Diseases have cycles.
Small Pox: In the US we once vaccinated against this in the 1800s and it has been completely eradicated from the globe since the 1980s. (diseaseseliminated) We stopped vaccinating against it, so why isn’t it raging right now? There are many disease which we do not vaccinate for in the US like typhoid fever, cholera, scarlet fever, tuberculosis.
Typhoid fever, “In the United States each year, about 350 people are diagnosed with typhoid fever and 90 people are diagnosed with paratyphoid fever each year.” (cdctyphoidfever). Wouldn’t you think it should be raging if we are not vaccinating against this in the US? On a side note some other countries do vaccinate against this. This goes to show that when you don’t vaccinated against a disease it does not mean it will automatically come back and become a problem. So why are we still giving a polio vaccine to our kids when, “Since 1979, no cases of polio have originated in the U.S” (cdc.gov/polio)
Cholera, “Cholera, caused by the bacterium Vibrio cholerae, is very rare in the U.S. Cholera was common domestically in the 1800s but water-related spread has been eliminated by modern water and sewage treatment systems.” (cdccholera). Hmm interesting, so we never had a vaccine for this but somehow other things like cleaner water and sewage treatments helped eliminate this. Could cleaner water, better living conditions etc., have helped some of the other disease we had go away too?
Scarlet Fever, “Scarlet fever was a serious, life-threatening disease for thousands of children during the 19th century; it resulted in pandemics with substantial mortality rates. The introduction of penicillin also contributed to the decreased incidence of scarlet fever and its subsequent complications, such as rheumatic fever…Since 1999, a total of 9,400 cases of scarlet fever have been reported in the United States by the Centers for Disease Control and Prevention.” (uspharmacist).
So now there are only a few hundred cases per year of scarlet fever in the US. There is not a vaccine to prevent this. So how did scarlet fever become removed from the US list of notifiable diseases in 1970? Couldn’t some of the other diseases we vaccinate for also go away and stay away even if we stopped vaccinating for them?

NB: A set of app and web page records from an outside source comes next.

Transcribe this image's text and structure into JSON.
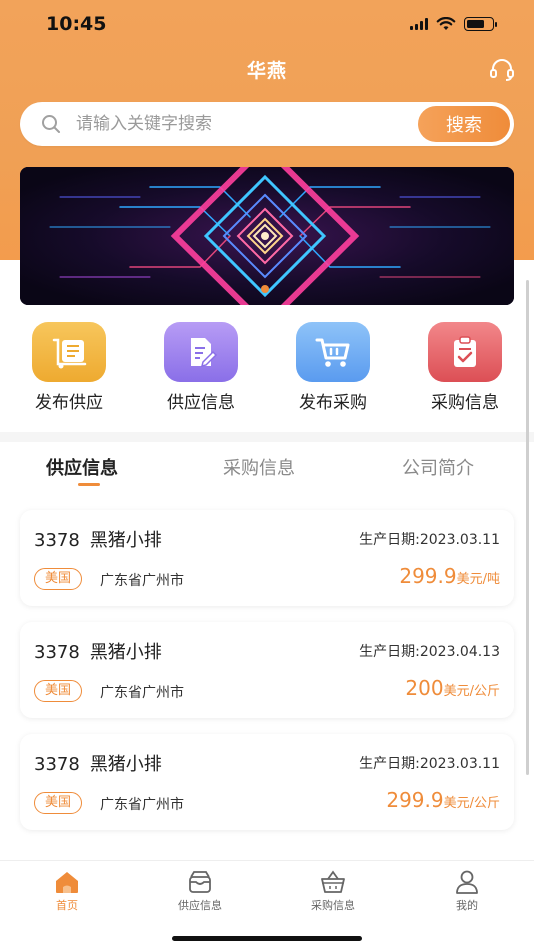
{
  "status_bar": {
    "time": "10:45"
  },
  "nav": {
    "title": "华燕",
    "support_icon": "headset-icon"
  },
  "search": {
    "placeholder": "请输入关键字搜索",
    "button_label": "搜索"
  },
  "banner": {
    "image": "abstract-neon-circuit-banner"
  },
  "quick_menu": [
    {
      "label": "发布供应",
      "icon": "publish-supply-icon",
      "color": "#f2b540"
    },
    {
      "label": "供应信息",
      "icon": "supply-info-icon",
      "color": "#9a80ee"
    },
    {
      "label": "发布采购",
      "icon": "cart-icon",
      "color": "#6aa8f2"
    },
    {
      "label": "采购信息",
      "icon": "clipboard-check-icon",
      "color": "#e4626a"
    }
  ],
  "tabs": [
    {
      "label": "供应信息",
      "active": true
    },
    {
      "label": "采购信息",
      "active": false
    },
    {
      "label": "公司简介",
      "active": false
    }
  ],
  "listings": [
    {
      "code": "3378",
      "name": "黑猪小排",
      "date": "生产日期:2023.03.11",
      "badge": "美国",
      "location": "广东省广州市",
      "price": "299.9",
      "unit": "美元/吨"
    },
    {
      "code": "3378",
      "name": "黑猪小排",
      "date": "生产日期:2023.04.13",
      "badge": "美国",
      "location": "广东省广州市",
      "price": "200",
      "unit": "美元/公斤"
    },
    {
      "code": "3378",
      "name": "黑猪小排",
      "date": "生产日期:2023.03.11",
      "badge": "美国",
      "location": "广东省广州市",
      "price": "299.9",
      "unit": "美元/公斤"
    }
  ],
  "tabbar": [
    {
      "label": "首页",
      "icon": "home-icon",
      "active": true
    },
    {
      "label": "供应信息",
      "icon": "inbox-icon",
      "active": false
    },
    {
      "label": "采购信息",
      "icon": "basket-icon",
      "active": false
    },
    {
      "label": "我的",
      "icon": "user-icon",
      "active": false
    }
  ],
  "colors": {
    "accent": "#ef8c3a",
    "header_gradient": "#f2a35a"
  }
}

Tuberculosis TB, “During 2019, a total of 8,920 new cases (of TB) were provisionally reported in the United States.” (cdc.gov) “BCG (TB vaccine) is not generally recommended for use in the United States because of the low risk of infection with Mycobacterium tuberculosis, the variable effectiveness of the vaccine against adult pulmonary TB, and the vaccine’s potential interference with tuberculin skin test reactivity.” (cdc.gov).
I found that very interesting. The fact that we have thousands of cases of TB in the US each year and we don’t recommend a vaccine here partly due to the low risk of infection. Yet we have a much lower risk of infection and barely any cases of things like tetanus (average of 30 cases total a year) (cdc), diphtheria, (rarely reported in the US) (cdc) Haemophilus influenzae (HIB) (less than 50 cases per year) (cdc) and no cases of things like polio (last case was imported in 1994.) (cdc) And we still vaccinate against them in the US with up to 5 doses of vaccines for thing like diphtheria and tetanus! That should make you go HMMM?!
I hope this sheds some light on the myth that these diseases will automatically come back if we stop vaccinating against them. I hope this encourages you also to look more into these diseases and the incidences of them to help you make an informed decision about what vaccines to give your children.